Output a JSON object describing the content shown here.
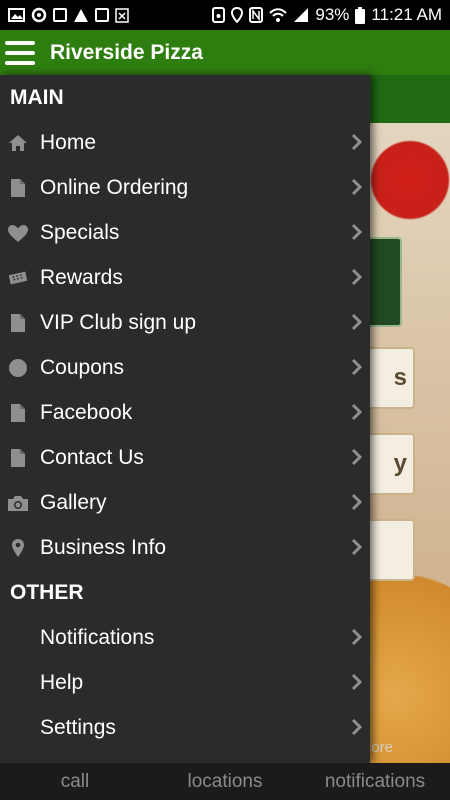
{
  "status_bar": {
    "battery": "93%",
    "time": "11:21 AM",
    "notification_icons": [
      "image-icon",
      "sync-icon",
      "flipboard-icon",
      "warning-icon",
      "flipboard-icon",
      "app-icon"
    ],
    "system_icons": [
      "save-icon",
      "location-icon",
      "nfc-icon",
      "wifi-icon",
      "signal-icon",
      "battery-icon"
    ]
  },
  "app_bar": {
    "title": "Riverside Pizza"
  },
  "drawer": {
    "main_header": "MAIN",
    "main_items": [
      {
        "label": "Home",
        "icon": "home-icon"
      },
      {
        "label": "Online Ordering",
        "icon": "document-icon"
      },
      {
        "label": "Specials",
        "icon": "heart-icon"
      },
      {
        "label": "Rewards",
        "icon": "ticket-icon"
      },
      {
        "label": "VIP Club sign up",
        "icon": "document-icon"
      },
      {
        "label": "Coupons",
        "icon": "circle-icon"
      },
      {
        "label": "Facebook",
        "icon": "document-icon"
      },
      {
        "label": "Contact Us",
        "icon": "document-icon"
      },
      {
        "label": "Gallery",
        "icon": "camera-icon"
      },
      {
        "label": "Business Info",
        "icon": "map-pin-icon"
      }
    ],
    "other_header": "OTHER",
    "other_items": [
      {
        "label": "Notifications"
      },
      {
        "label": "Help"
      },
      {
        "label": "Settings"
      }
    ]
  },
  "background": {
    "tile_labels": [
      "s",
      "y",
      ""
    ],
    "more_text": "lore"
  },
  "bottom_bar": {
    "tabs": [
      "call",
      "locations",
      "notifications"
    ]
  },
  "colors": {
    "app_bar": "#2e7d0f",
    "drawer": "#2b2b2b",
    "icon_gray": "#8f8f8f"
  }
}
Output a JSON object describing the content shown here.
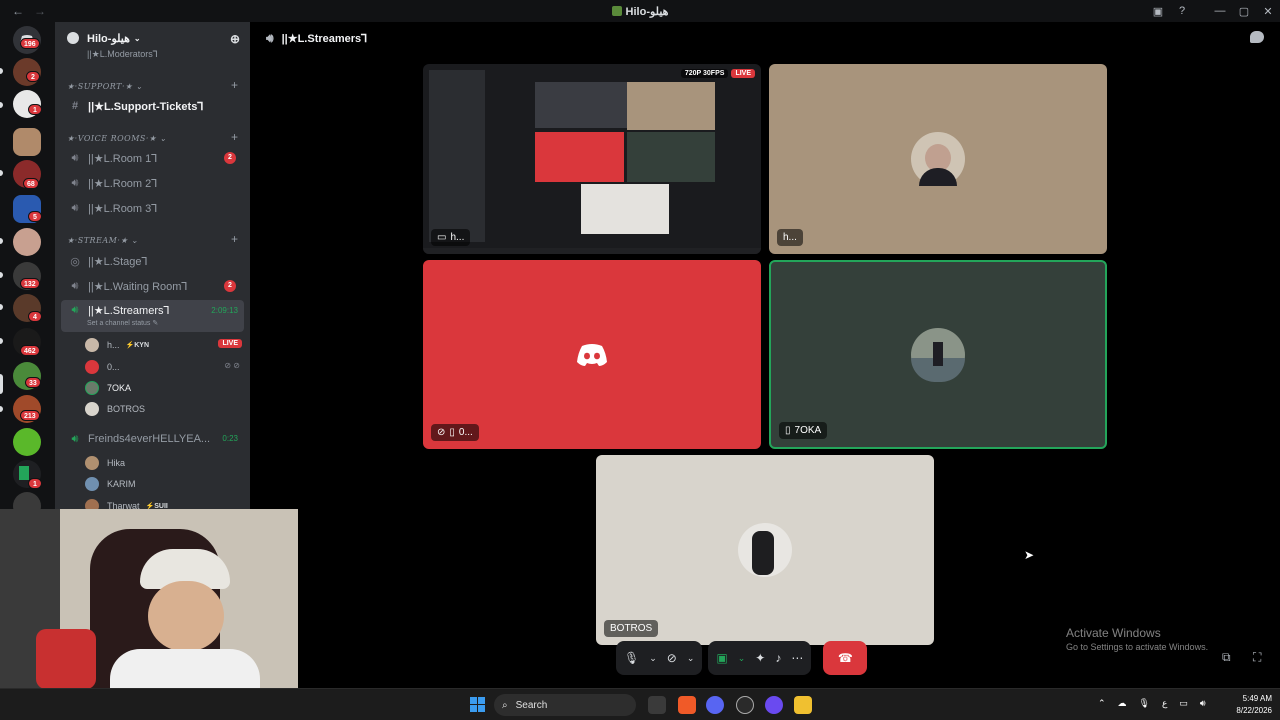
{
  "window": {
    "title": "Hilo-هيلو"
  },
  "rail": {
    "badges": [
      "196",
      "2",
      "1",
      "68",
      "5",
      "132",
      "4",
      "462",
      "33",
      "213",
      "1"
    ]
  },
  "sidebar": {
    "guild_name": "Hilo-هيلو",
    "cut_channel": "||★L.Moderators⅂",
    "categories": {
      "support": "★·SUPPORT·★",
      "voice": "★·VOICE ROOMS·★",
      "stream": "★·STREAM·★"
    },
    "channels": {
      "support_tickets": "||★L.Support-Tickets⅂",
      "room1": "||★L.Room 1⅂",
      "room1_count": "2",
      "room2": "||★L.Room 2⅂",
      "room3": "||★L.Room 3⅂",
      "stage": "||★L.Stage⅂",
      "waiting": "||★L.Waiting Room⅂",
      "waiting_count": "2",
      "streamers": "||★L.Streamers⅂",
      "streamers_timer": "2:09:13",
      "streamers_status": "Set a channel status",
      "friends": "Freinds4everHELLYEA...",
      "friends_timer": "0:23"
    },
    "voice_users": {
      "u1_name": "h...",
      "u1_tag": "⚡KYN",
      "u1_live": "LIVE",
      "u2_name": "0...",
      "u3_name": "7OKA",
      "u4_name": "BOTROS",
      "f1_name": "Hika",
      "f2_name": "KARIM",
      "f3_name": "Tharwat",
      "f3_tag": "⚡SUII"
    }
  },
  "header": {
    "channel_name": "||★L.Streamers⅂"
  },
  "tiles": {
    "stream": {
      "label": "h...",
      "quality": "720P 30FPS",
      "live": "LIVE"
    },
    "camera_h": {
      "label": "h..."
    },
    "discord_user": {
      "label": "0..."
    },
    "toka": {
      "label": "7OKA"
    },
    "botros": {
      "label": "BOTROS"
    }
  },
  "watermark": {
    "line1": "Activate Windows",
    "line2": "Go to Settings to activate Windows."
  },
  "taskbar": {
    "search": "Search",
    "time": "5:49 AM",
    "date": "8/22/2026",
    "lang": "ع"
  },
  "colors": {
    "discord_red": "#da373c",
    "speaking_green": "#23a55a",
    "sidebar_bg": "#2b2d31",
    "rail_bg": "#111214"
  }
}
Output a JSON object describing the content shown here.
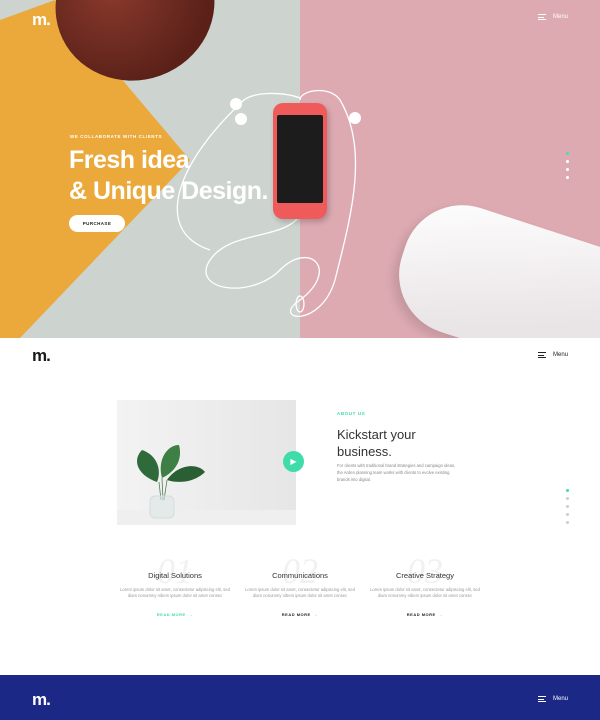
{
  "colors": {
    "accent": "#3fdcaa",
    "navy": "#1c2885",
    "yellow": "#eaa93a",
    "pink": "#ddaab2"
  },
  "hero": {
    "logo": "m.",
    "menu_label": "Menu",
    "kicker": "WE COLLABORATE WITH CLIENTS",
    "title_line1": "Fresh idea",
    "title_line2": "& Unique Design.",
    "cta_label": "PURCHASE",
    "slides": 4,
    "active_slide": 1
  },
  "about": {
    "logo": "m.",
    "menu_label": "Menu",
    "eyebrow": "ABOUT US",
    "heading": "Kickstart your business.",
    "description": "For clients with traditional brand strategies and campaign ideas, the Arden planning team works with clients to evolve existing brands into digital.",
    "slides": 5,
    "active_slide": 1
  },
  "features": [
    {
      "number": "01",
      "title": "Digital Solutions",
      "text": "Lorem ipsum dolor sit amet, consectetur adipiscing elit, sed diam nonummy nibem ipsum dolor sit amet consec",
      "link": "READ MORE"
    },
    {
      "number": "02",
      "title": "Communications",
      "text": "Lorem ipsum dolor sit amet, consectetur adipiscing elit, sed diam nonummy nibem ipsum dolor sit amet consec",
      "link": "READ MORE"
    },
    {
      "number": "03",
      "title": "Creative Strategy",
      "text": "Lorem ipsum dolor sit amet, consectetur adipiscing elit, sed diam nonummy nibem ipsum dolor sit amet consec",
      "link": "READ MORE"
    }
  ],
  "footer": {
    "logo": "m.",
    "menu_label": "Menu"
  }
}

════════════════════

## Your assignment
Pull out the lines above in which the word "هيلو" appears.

## Exercise output
    "title": "Hilo-هيلو"
    "guild_name": "Hilo-هيلو",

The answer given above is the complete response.